TASK OBJECTIVE: Look through the records below, count the lines with the word "true", and reply with only the number.

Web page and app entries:
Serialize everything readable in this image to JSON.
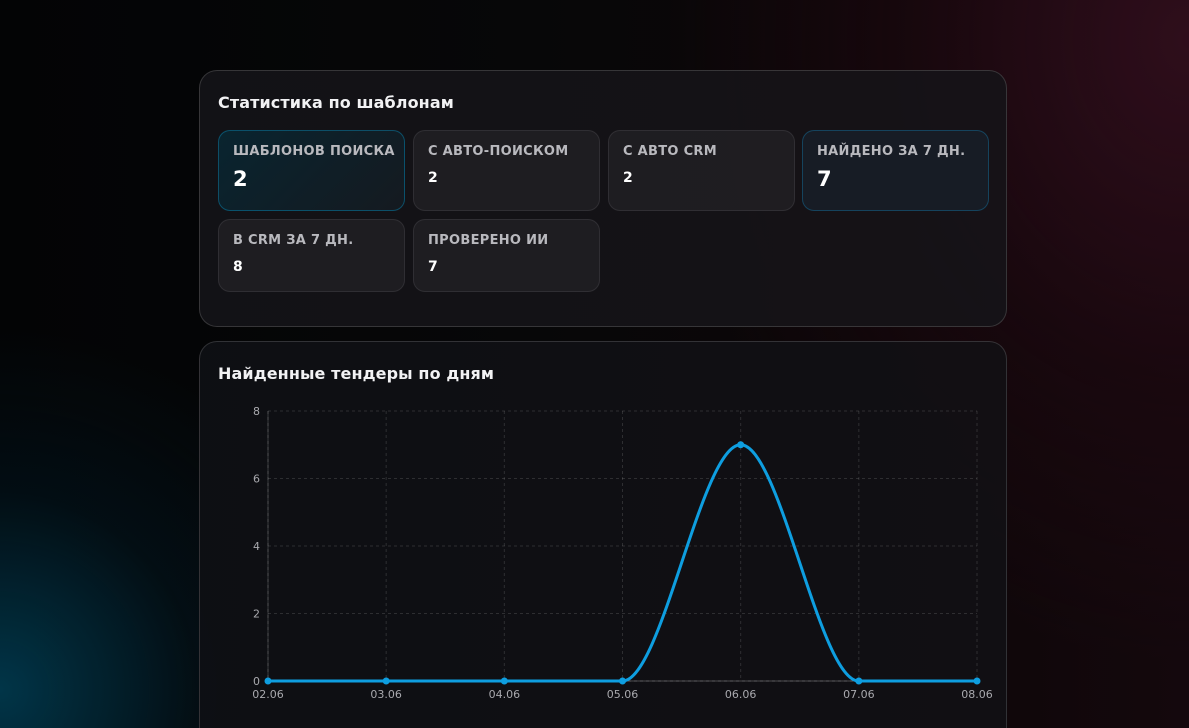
{
  "stats_panel": {
    "title": "Статистика по шаблонам",
    "cards": [
      {
        "label": "ШАБЛОНОВ ПОИСКА",
        "value": "2"
      },
      {
        "label": "С АВТО-ПОИСКОМ",
        "value": "2"
      },
      {
        "label": "С АВТО CRM",
        "value": "2"
      },
      {
        "label": "НАЙДЕНО ЗА 7 ДН.",
        "value": "7"
      },
      {
        "label": "В CRM ЗА 7 ДН.",
        "value": "8"
      },
      {
        "label": "ПРОВЕРЕНО ИИ",
        "value": "7"
      }
    ]
  },
  "chart_panel": {
    "title": "Найденные тендеры по дням"
  },
  "chart_data": {
    "type": "line",
    "title": "Найденные тендеры по дням",
    "x": [
      "02.06",
      "03.06",
      "04.06",
      "05.06",
      "06.06",
      "07.06",
      "08.06"
    ],
    "series": [
      {
        "values": [
          0,
          0,
          0,
          0,
          7,
          0,
          0
        ],
        "color": "#0e9ee0"
      }
    ],
    "ylim": [
      0,
      8
    ],
    "yticks": [
      0,
      2,
      4,
      6,
      8
    ],
    "grid": true,
    "smooth": true
  },
  "colors": {
    "accent": "#0e9ee0"
  }
}
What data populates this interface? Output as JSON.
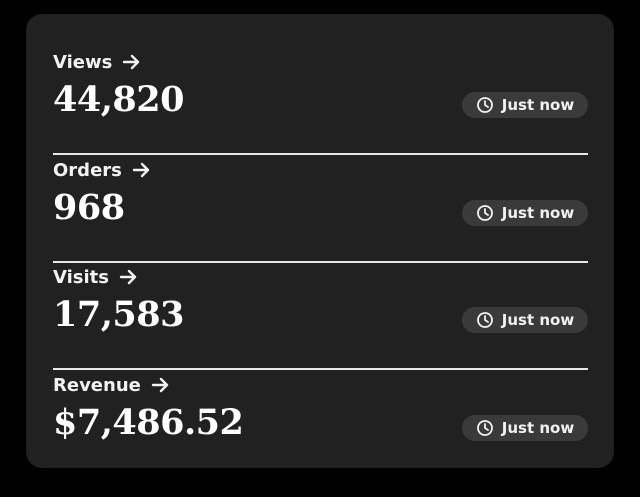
{
  "metrics": [
    {
      "label": "Views",
      "value": "44,820",
      "updated": "Just now"
    },
    {
      "label": "Orders",
      "value": "968",
      "updated": "Just now"
    },
    {
      "label": "Visits",
      "value": "17,583",
      "updated": "Just now"
    },
    {
      "label": "Revenue",
      "value": "$7,486.52",
      "updated": "Just now"
    }
  ],
  "icons": {
    "link": "arrow-right-icon",
    "time": "clock-icon"
  },
  "colors": {
    "background": "#000000",
    "card": "#212121",
    "badge": "#3a3a3a",
    "text": "#ffffff",
    "divider": "#e8e8e8"
  }
}
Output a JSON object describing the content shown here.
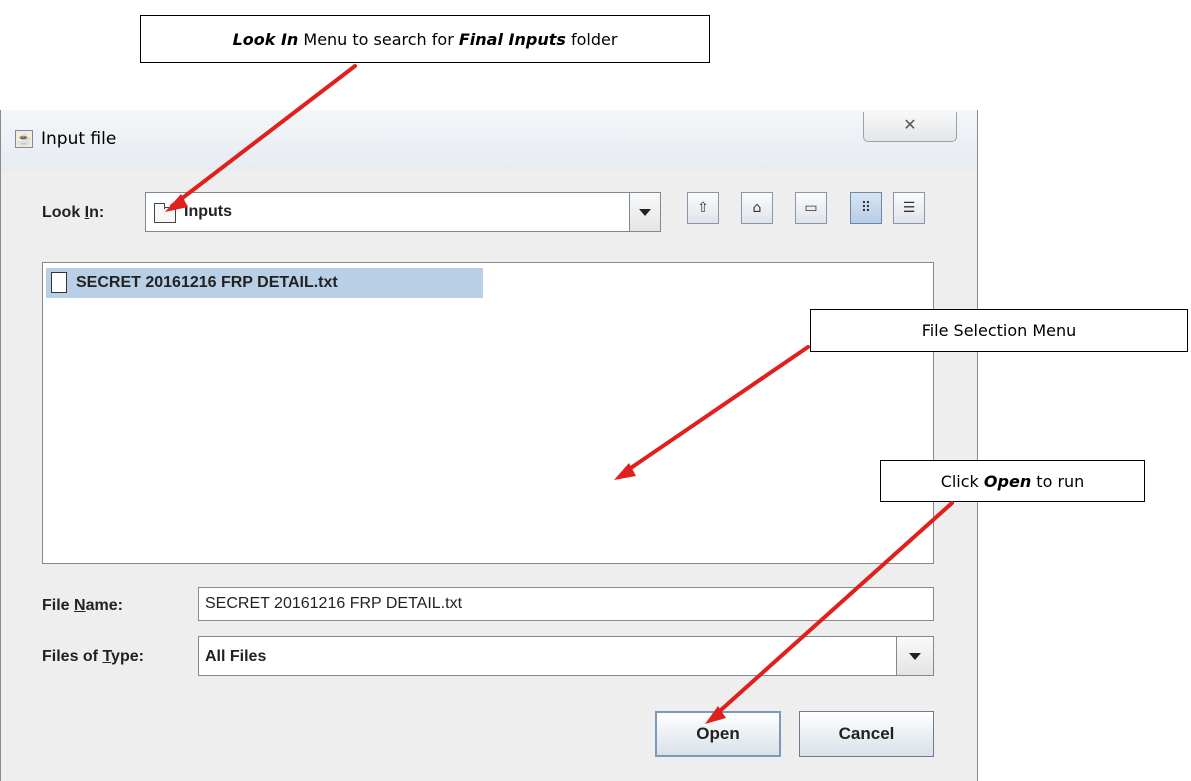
{
  "callouts": {
    "look_in": {
      "bold1": "Look In",
      "text1": " Menu to search for ",
      "bold2": "Final Inputs",
      "text2": " folder"
    },
    "file_selection": {
      "text": "File Selection Menu"
    },
    "open": {
      "text1": "Click ",
      "bold": "Open",
      "text2": " to run"
    }
  },
  "dialog": {
    "title": "Input file",
    "close_glyph": "✕",
    "look_in": {
      "label_pre": "Look ",
      "label_u": "I",
      "label_post": "n:",
      "value": "Inputs"
    },
    "toolbar_icons": [
      "up-one-level-icon",
      "home-icon",
      "new-folder-icon",
      "list-view-icon",
      "details-view-icon"
    ],
    "files": [
      {
        "name": "SECRET 20161216 FRP DETAIL.txt",
        "selected": true
      }
    ],
    "file_name": {
      "label_pre": "File ",
      "label_u": "N",
      "label_post": "ame:",
      "value": "SECRET 20161216 FRP DETAIL.txt"
    },
    "files_of_type": {
      "label_pre": "Files of ",
      "label_u": "T",
      "label_post": "ype:",
      "value": "All Files"
    },
    "buttons": {
      "open": "Open",
      "cancel": "Cancel"
    }
  },
  "colors": {
    "selection": "#b8cfe5",
    "arrow": "#e0201c"
  }
}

SOLUTION TO THE PROBLEM: 3